----- Data to examine
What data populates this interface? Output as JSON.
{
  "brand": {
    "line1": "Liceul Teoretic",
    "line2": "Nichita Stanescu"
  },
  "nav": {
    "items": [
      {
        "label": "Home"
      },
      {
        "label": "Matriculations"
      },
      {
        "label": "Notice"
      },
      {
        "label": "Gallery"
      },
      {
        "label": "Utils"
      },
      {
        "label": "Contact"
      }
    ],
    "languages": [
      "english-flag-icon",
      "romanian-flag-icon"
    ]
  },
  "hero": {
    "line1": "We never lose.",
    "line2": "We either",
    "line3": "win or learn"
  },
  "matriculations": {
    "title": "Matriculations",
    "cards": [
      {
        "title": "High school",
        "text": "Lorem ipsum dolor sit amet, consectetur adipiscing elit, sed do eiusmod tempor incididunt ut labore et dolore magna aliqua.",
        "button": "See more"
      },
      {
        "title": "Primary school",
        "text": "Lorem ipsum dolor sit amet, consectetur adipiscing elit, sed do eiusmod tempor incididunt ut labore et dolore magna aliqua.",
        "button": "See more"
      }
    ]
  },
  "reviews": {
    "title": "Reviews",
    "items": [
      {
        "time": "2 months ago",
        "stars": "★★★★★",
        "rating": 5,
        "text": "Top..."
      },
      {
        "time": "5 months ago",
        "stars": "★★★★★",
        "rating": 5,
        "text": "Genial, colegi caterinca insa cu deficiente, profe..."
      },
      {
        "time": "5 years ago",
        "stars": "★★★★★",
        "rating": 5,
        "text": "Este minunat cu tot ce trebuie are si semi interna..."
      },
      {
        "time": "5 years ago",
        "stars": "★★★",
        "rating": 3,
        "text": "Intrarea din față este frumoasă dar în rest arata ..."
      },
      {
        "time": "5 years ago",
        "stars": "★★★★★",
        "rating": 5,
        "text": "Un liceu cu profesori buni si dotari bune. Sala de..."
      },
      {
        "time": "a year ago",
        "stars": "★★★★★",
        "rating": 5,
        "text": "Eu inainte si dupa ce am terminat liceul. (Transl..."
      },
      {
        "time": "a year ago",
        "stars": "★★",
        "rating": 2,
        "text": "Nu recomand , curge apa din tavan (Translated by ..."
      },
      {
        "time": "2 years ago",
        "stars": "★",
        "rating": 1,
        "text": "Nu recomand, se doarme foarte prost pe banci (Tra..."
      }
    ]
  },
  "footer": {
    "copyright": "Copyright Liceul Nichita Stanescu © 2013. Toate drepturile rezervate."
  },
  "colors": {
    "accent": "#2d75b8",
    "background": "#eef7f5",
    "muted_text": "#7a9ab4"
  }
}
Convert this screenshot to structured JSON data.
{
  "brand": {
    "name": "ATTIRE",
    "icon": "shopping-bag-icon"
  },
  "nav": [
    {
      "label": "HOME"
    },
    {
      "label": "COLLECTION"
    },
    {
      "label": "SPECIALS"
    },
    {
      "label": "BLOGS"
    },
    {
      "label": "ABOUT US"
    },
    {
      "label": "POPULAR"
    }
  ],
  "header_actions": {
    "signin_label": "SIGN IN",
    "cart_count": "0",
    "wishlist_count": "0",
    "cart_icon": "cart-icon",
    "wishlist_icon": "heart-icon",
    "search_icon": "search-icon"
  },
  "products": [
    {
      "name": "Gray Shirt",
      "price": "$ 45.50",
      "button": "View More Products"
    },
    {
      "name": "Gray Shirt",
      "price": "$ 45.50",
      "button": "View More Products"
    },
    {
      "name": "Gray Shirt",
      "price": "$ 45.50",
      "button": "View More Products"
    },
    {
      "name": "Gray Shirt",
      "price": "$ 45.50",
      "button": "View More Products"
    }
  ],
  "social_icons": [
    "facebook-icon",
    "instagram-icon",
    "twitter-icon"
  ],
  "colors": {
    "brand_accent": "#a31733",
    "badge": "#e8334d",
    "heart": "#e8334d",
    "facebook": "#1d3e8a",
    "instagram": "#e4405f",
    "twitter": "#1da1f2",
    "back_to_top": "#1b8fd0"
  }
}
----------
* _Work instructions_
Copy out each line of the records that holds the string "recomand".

* _Answer section_
        "text": "Nu recomand , curge apa din tavan (Translated by ..."
        "text": "Nu recomand, se doarme foarte prost pe banci (Tra..."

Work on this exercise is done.